Jeremy Johnson

Jeremy Johnson

Most people’s social media accounts are hacked because they forget to set up dual-factor authentication or update their passwords every now and then. But in the case of Jack Dorsey, Twitter CEO, he had his password and login procedure up to date. So how did it end up that over Labor Day weekend, his account was taken over and a string of racist tweets were sent out? Because Dorsey was the victim of a SIM swapping scam.

This is not the first time Better Business Bureau Northwest + Pacific has heard about SIM swapping. SIM swapping is when a hacker transfers your personal cellphone number onto his/her own device through a process called “porting.”

The scenario often looks like this: Your cellphone carrier gets a call from a hacker pretending to be you. The hacker more than likely already has information on you, such as your birthday and mother’s maiden name from a quick search on Facebook, which they are easily able to decipher and bypass the passwords or security questions asked by your cellphone provider.

Once a hacker seizes this, he can use your cellphone number as a master key to all related accounts such as Netflix, Amazon, Instagram and, of course, mobile banking, since our cellphone numbers are associated with almost every facet of our online identity.

In the case of Twitter’s Dorsey, hackers got access to his phone number so that all incoming calls, texts or verification codes would be sent to the scammer, not Dorsey. Using Twitter’s “text to tweet” feature, they were then able to send out tweets without actually needing to login to the Twitter app itself.

Because our phone numbers are associated with many of our online accounts, a successful SIM swapping can wreak havoc on the average consumer or small business owner. For instance, a hacker with your phone number can then attempt to login to your social media accounts and change everything. Typically, hackers target Instagram users with short, unique usernames. Why? Because if they can take over that account, they can sell your username for bitcoin on the dark web.

What’s particularly scary about this scam is that consumers and business owners may not know right away their phone number has been compromised. The good news is, cellphone carriers are aware of this growing issue and are setting up protocols to better protect consumers.

BBB NW+P recommends these tips:

— Ask your cell phone carrier if they offer a “port validation feature.”

— Make sure you already have passwords or security codes set up with your cell phone carrier that is required to access any information about your account.

— Don’t use password saving functions or keychains, especially for important accounts (banking).

— Wherever you can, remove your phone number from your online account. If a phone number is required, consider setting up and using a Google Voice number.

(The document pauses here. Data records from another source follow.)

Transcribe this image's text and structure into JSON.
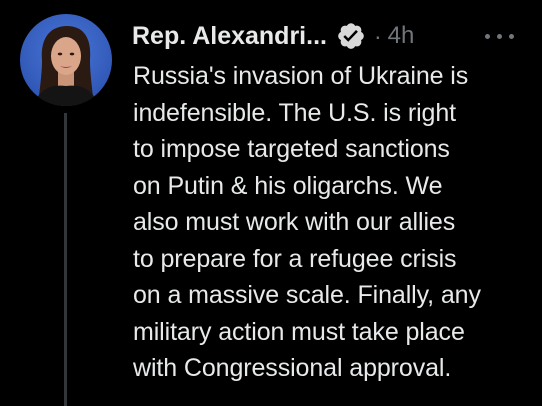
{
  "tweet": {
    "author_name": "Rep. Alexandri...",
    "separator": "·",
    "timestamp": "4h",
    "icons": {
      "verified": "verified-badge-icon",
      "more": "more-options-icon"
    },
    "colors": {
      "background": "#000000",
      "text": "#e7e9ea",
      "secondary": "#71767b",
      "thread_line": "#333639"
    },
    "body_lines": [
      "Russia's invasion of Ukraine is",
      "indefensible.  The U.S. is right",
      "to impose targeted sanctions",
      "on Putin & his oligarchs. We",
      "also must work with our allies",
      "to prepare for a refugee crisis",
      "on a massive scale. Finally, any",
      "military action must take place",
      "with Congressional approval."
    ]
  }
}
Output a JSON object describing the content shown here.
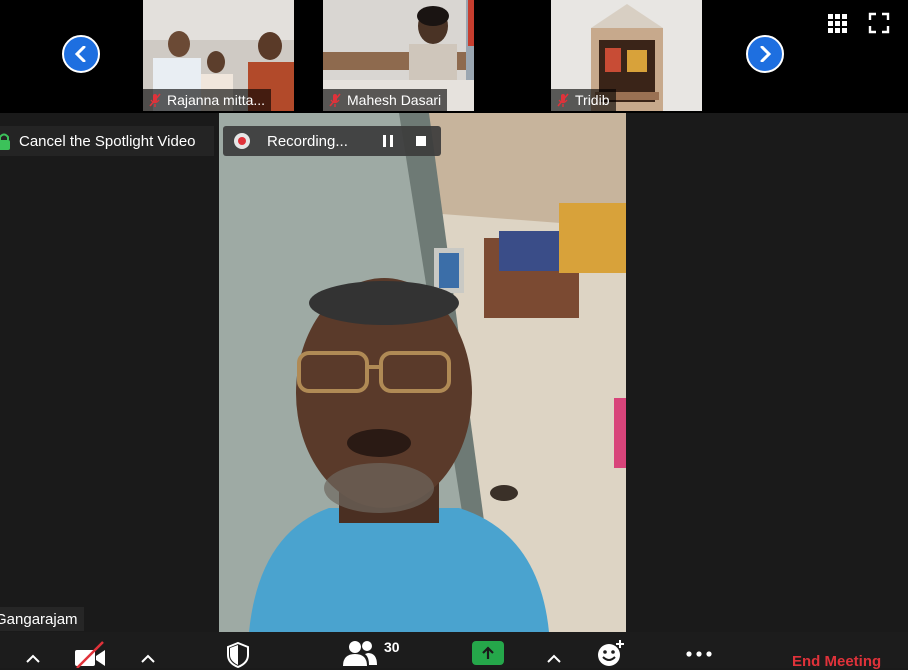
{
  "gallery": {
    "participants": [
      {
        "name": "Rajanna mitta..."
      },
      {
        "name": "Mahesh Dasari"
      },
      {
        "name": "Tridib"
      }
    ]
  },
  "spotlight": {
    "cancel_label": "Cancel the Spotlight Video"
  },
  "recording": {
    "status": "Recording..."
  },
  "speaker": {
    "name": "Gangarajam"
  },
  "toolbar": {
    "participant_count": "30",
    "end_label": "End Meeting"
  },
  "colors": {
    "accent_blue": "#1e6fe0",
    "end_red": "#e0323a",
    "share_green": "#25a74a"
  }
}
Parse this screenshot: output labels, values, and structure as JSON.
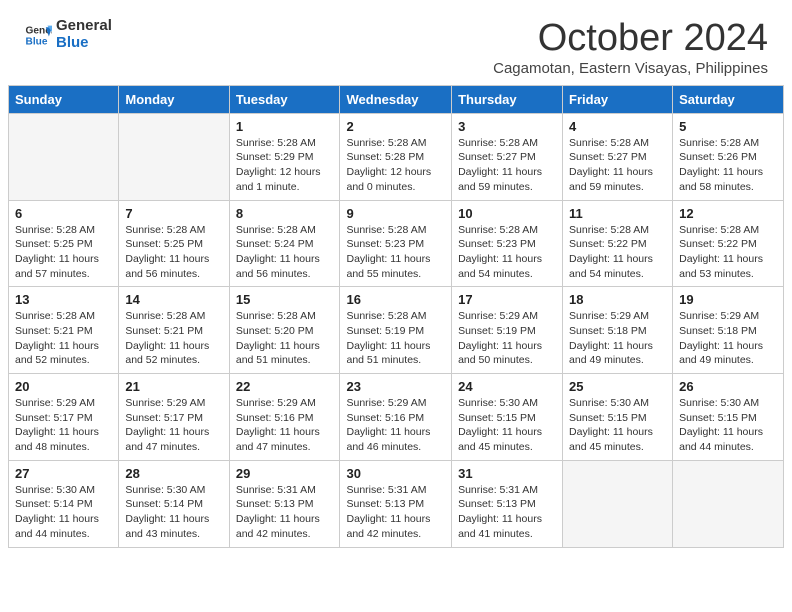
{
  "header": {
    "logo_line1": "General",
    "logo_line2": "Blue",
    "month_title": "October 2024",
    "subtitle": "Cagamotan, Eastern Visayas, Philippines"
  },
  "weekdays": [
    "Sunday",
    "Monday",
    "Tuesday",
    "Wednesday",
    "Thursday",
    "Friday",
    "Saturday"
  ],
  "weeks": [
    [
      {
        "day": "",
        "empty": true
      },
      {
        "day": "",
        "empty": true
      },
      {
        "day": "1",
        "sunrise": "5:28 AM",
        "sunset": "5:29 PM",
        "daylight": "12 hours and 1 minute."
      },
      {
        "day": "2",
        "sunrise": "5:28 AM",
        "sunset": "5:28 PM",
        "daylight": "12 hours and 0 minutes."
      },
      {
        "day": "3",
        "sunrise": "5:28 AM",
        "sunset": "5:27 PM",
        "daylight": "11 hours and 59 minutes."
      },
      {
        "day": "4",
        "sunrise": "5:28 AM",
        "sunset": "5:27 PM",
        "daylight": "11 hours and 59 minutes."
      },
      {
        "day": "5",
        "sunrise": "5:28 AM",
        "sunset": "5:26 PM",
        "daylight": "11 hours and 58 minutes."
      }
    ],
    [
      {
        "day": "6",
        "sunrise": "5:28 AM",
        "sunset": "5:25 PM",
        "daylight": "11 hours and 57 minutes."
      },
      {
        "day": "7",
        "sunrise": "5:28 AM",
        "sunset": "5:25 PM",
        "daylight": "11 hours and 56 minutes."
      },
      {
        "day": "8",
        "sunrise": "5:28 AM",
        "sunset": "5:24 PM",
        "daylight": "11 hours and 56 minutes."
      },
      {
        "day": "9",
        "sunrise": "5:28 AM",
        "sunset": "5:23 PM",
        "daylight": "11 hours and 55 minutes."
      },
      {
        "day": "10",
        "sunrise": "5:28 AM",
        "sunset": "5:23 PM",
        "daylight": "11 hours and 54 minutes."
      },
      {
        "day": "11",
        "sunrise": "5:28 AM",
        "sunset": "5:22 PM",
        "daylight": "11 hours and 54 minutes."
      },
      {
        "day": "12",
        "sunrise": "5:28 AM",
        "sunset": "5:22 PM",
        "daylight": "11 hours and 53 minutes."
      }
    ],
    [
      {
        "day": "13",
        "sunrise": "5:28 AM",
        "sunset": "5:21 PM",
        "daylight": "11 hours and 52 minutes."
      },
      {
        "day": "14",
        "sunrise": "5:28 AM",
        "sunset": "5:21 PM",
        "daylight": "11 hours and 52 minutes."
      },
      {
        "day": "15",
        "sunrise": "5:28 AM",
        "sunset": "5:20 PM",
        "daylight": "11 hours and 51 minutes."
      },
      {
        "day": "16",
        "sunrise": "5:28 AM",
        "sunset": "5:19 PM",
        "daylight": "11 hours and 51 minutes."
      },
      {
        "day": "17",
        "sunrise": "5:29 AM",
        "sunset": "5:19 PM",
        "daylight": "11 hours and 50 minutes."
      },
      {
        "day": "18",
        "sunrise": "5:29 AM",
        "sunset": "5:18 PM",
        "daylight": "11 hours and 49 minutes."
      },
      {
        "day": "19",
        "sunrise": "5:29 AM",
        "sunset": "5:18 PM",
        "daylight": "11 hours and 49 minutes."
      }
    ],
    [
      {
        "day": "20",
        "sunrise": "5:29 AM",
        "sunset": "5:17 PM",
        "daylight": "11 hours and 48 minutes."
      },
      {
        "day": "21",
        "sunrise": "5:29 AM",
        "sunset": "5:17 PM",
        "daylight": "11 hours and 47 minutes."
      },
      {
        "day": "22",
        "sunrise": "5:29 AM",
        "sunset": "5:16 PM",
        "daylight": "11 hours and 47 minutes."
      },
      {
        "day": "23",
        "sunrise": "5:29 AM",
        "sunset": "5:16 PM",
        "daylight": "11 hours and 46 minutes."
      },
      {
        "day": "24",
        "sunrise": "5:30 AM",
        "sunset": "5:15 PM",
        "daylight": "11 hours and 45 minutes."
      },
      {
        "day": "25",
        "sunrise": "5:30 AM",
        "sunset": "5:15 PM",
        "daylight": "11 hours and 45 minutes."
      },
      {
        "day": "26",
        "sunrise": "5:30 AM",
        "sunset": "5:15 PM",
        "daylight": "11 hours and 44 minutes."
      }
    ],
    [
      {
        "day": "27",
        "sunrise": "5:30 AM",
        "sunset": "5:14 PM",
        "daylight": "11 hours and 44 minutes."
      },
      {
        "day": "28",
        "sunrise": "5:30 AM",
        "sunset": "5:14 PM",
        "daylight": "11 hours and 43 minutes."
      },
      {
        "day": "29",
        "sunrise": "5:31 AM",
        "sunset": "5:13 PM",
        "daylight": "11 hours and 42 minutes."
      },
      {
        "day": "30",
        "sunrise": "5:31 AM",
        "sunset": "5:13 PM",
        "daylight": "11 hours and 42 minutes."
      },
      {
        "day": "31",
        "sunrise": "5:31 AM",
        "sunset": "5:13 PM",
        "daylight": "11 hours and 41 minutes."
      },
      {
        "day": "",
        "empty": true
      },
      {
        "day": "",
        "empty": true
      }
    ]
  ],
  "labels": {
    "sunrise": "Sunrise:",
    "sunset": "Sunset:",
    "daylight": "Daylight:"
  }
}
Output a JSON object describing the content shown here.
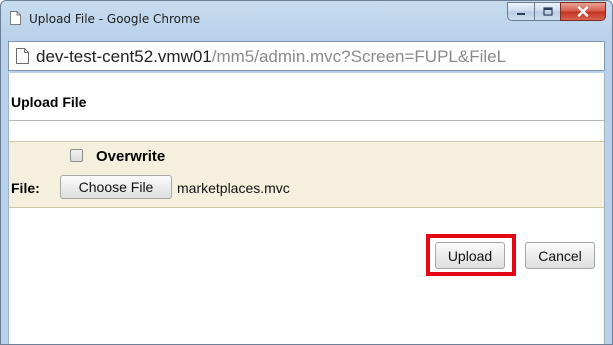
{
  "window": {
    "title": "Upload File - Google Chrome",
    "controls": [
      "minimize-icon",
      "maximize-icon",
      "close-icon"
    ]
  },
  "address_bar": {
    "host": "dev-test-cent52.vmw01",
    "path": "/mm5/admin.mvc?Screen=FUPL&FileL",
    "icon": "page-icon"
  },
  "page": {
    "heading": "Upload File",
    "overwrite": {
      "label": "Overwrite",
      "checked": false
    },
    "file": {
      "label": "File:",
      "choose_label": "Choose File",
      "selected_name": "marketplaces.mvc"
    },
    "actions": {
      "upload_label": "Upload",
      "cancel_label": "Cancel"
    }
  },
  "colors": {
    "highlight": "#e30613",
    "panel_background": "#f5f0dd",
    "chrome_frame": "#b9d1ea"
  }
}
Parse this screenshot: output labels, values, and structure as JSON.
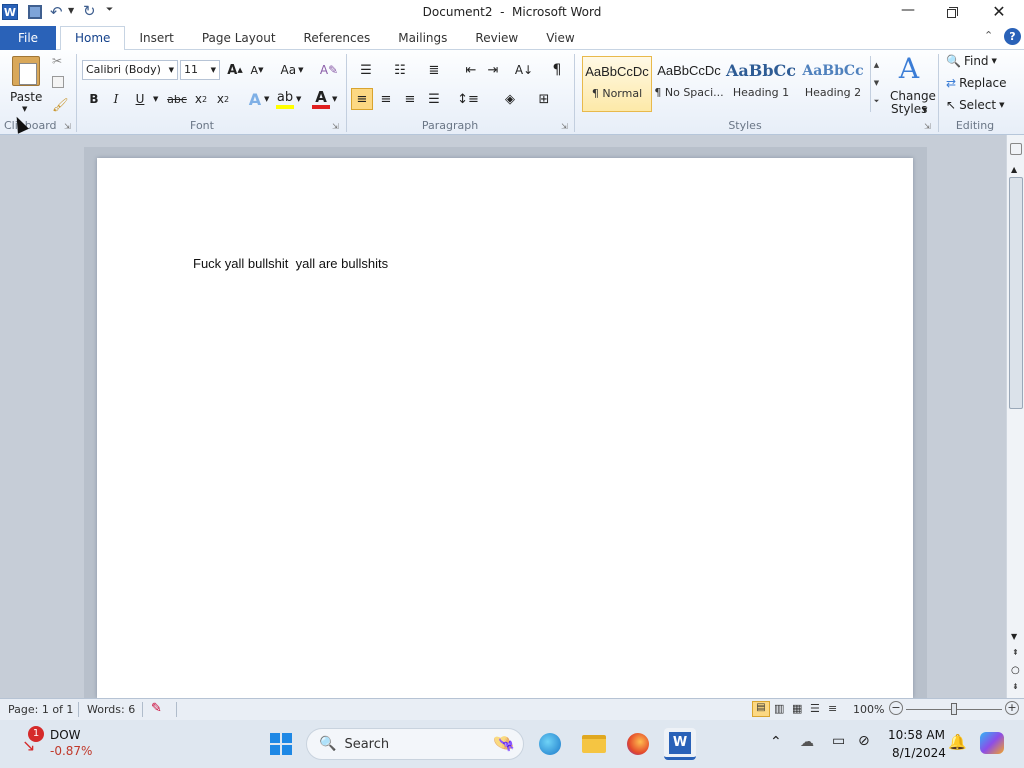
{
  "window": {
    "title": "Document2  -  Microsoft Word"
  },
  "tabs": {
    "file": "File",
    "items": [
      "Home",
      "Insert",
      "Page Layout",
      "References",
      "Mailings",
      "Review",
      "View"
    ]
  },
  "clipboard": {
    "paste": "Paste",
    "group": "Clipboard"
  },
  "font": {
    "name": "Calibri (Body)",
    "size": "11",
    "group": "Font",
    "bold": "B",
    "italic": "I",
    "underline": "U",
    "strike": "abc",
    "change_case": "Aa"
  },
  "paragraph": {
    "group": "Paragraph"
  },
  "styles": {
    "group": "Styles",
    "items": [
      {
        "preview": "AaBbCcDc",
        "label": "¶ Normal"
      },
      {
        "preview": "AaBbCcDc",
        "label": "¶ No Spaci..."
      },
      {
        "preview": "AaBbCc",
        "label": "Heading 1"
      },
      {
        "preview": "AaBbCc",
        "label": "Heading 2"
      }
    ],
    "change_styles": [
      "Change",
      "Styles"
    ]
  },
  "editing": {
    "group": "Editing",
    "find": "Find",
    "replace": "Replace",
    "select": "Select"
  },
  "document": {
    "text": "Fuck yall bullshit  yall are bullshits"
  },
  "status": {
    "page": "Page: 1 of 1",
    "words": "Words: 6",
    "zoom": "100%"
  },
  "taskbar": {
    "stock_name": "DOW",
    "stock_change": "-0.87%",
    "stock_badge": "1",
    "search": "Search",
    "time": "10:58 AM",
    "date": "8/1/2024"
  },
  "colors": {
    "accent": "#2a62b8",
    "ribbon_bg": "#e7eef8",
    "doc_bg": "#c6cdd7"
  }
}
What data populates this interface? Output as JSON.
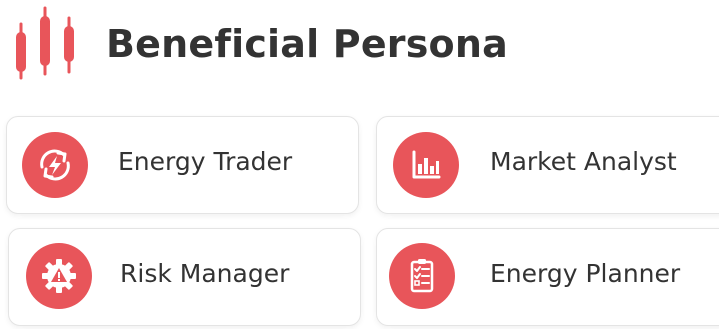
{
  "header": {
    "title": "Beneficial Persona",
    "logo_icon": "candlestick-chart-icon"
  },
  "colors": {
    "accent": "#e8555a",
    "text": "#333333",
    "card_border": "#e4e4e4",
    "background": "#ffffff"
  },
  "personas": [
    {
      "label": "Energy Trader",
      "icon": "energy-exchange-icon"
    },
    {
      "label": "Market Analyst",
      "icon": "bar-chart-icon"
    },
    {
      "label": "Risk Manager",
      "icon": "gear-warning-icon"
    },
    {
      "label": "Energy Planner",
      "icon": "checklist-icon"
    }
  ]
}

— If your phone is stolen or lost, call your cell phone carrier immediately to deactivate your SIM card.

Jeremy Johnson is the eastern Idaho marketplace manager for Better Business Bureau, serving the Northwest and Pacific. Contact her by emailing